Wage workers—a population disproportionately composed of immigrants and poorer Americans—faced low wages, long hours, and dangerous working conditions. Class conflict developed. Instead of the formal inequality of a master-servant contract, employer and employee entered a contract presumably as equals. But hierarchy was evident: employers had financial security and political power; employees faced uncertainty and powerlessness in the workplace. Dependent upon the whims of their employers, some workers turned to strikes and unions to pool their resources. In 1825 a group of journeymen in Boston formed a Carpenters’ Union to protest their inability “to maintain a family at the present time, with the wages which are now usually given.” Working men organized unions to assert themselves and win both the respect and the resources due to a breadwinner and a citizen.
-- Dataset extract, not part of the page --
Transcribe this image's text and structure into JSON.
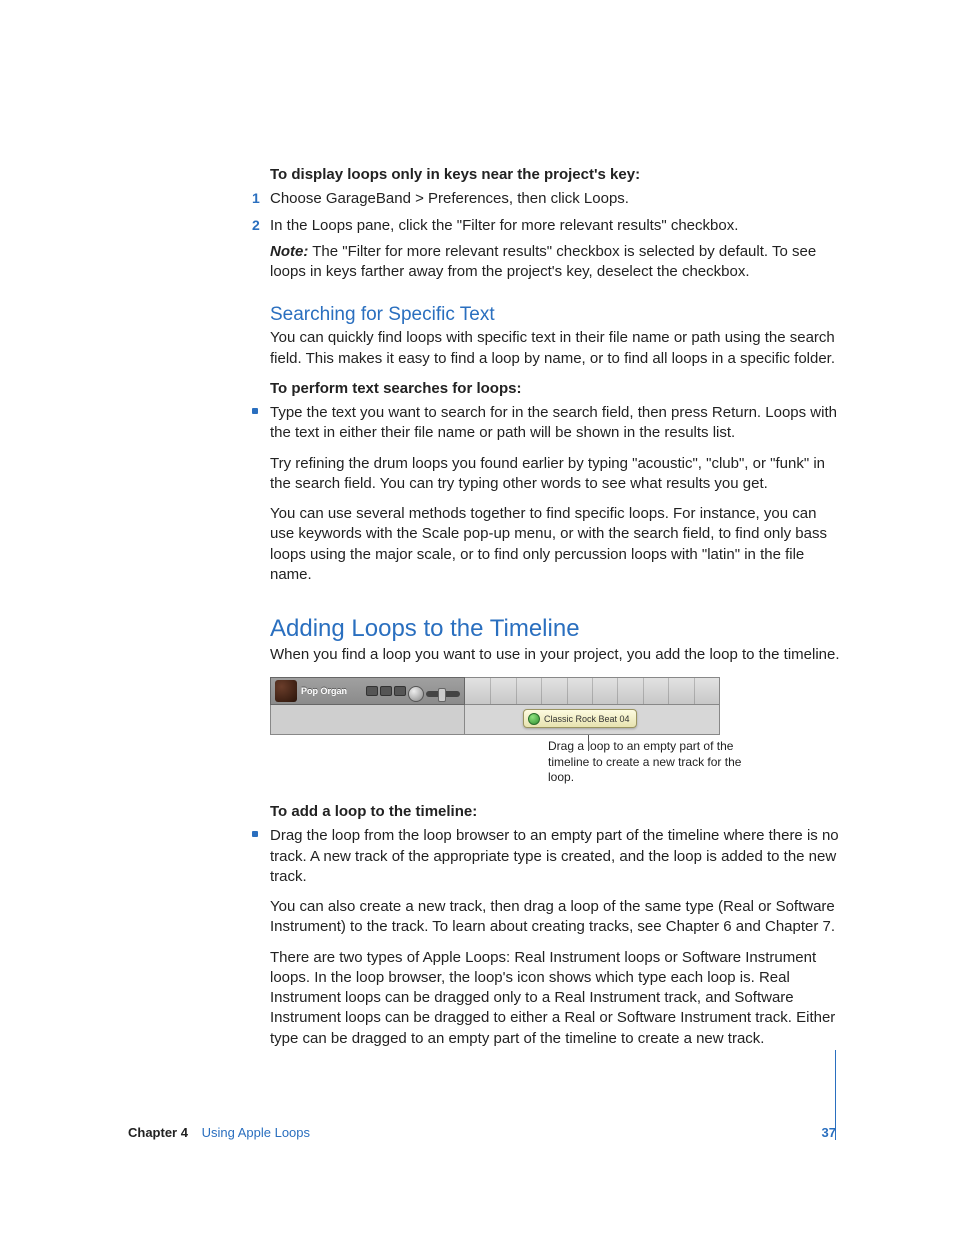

For the middle-class managers and civic leaders caught between workers and owners, unions enflamed a dangerous antagonism between employers and employees. They countered any claims of inherent class conflict with the ideology of social mobility. Middle-class owners and managers justified their economic privilege as the natural product of superior character traits, including their wide decision-making and hard work. There were not classes of capitalists and laborers in America, they said, there was simply a steady ladder carrying laborers upward into management and ownership. One group of master carpenters denounced their striking journeyman in 1825 with the claim that workers of “industrious and temperate habits, have, in their turn, become thriving and respectable Masters, and the great body of our Mechanics have been enabled to acquire property and respectability, with a just weight and influence in society.” In an 1856 speech in Kalamazoo, Michigan, Abraham Lincoln had to assure his audience that the country’s commercial transformation had not reduced American laborers to slavery. Southerners, he said “insist that their slaves are far better off than Northern freemen. What a mistaken view do these men have of Northern labourers! They think that men are always to remain labourers here – but there is no such class. The man who laboured for another last year, this year labours for himself. And next year he will hire others to labour for him.” It was this essential belief that undergirded the northern commitment to “free labor” and won the market revolution much widespread acceptance.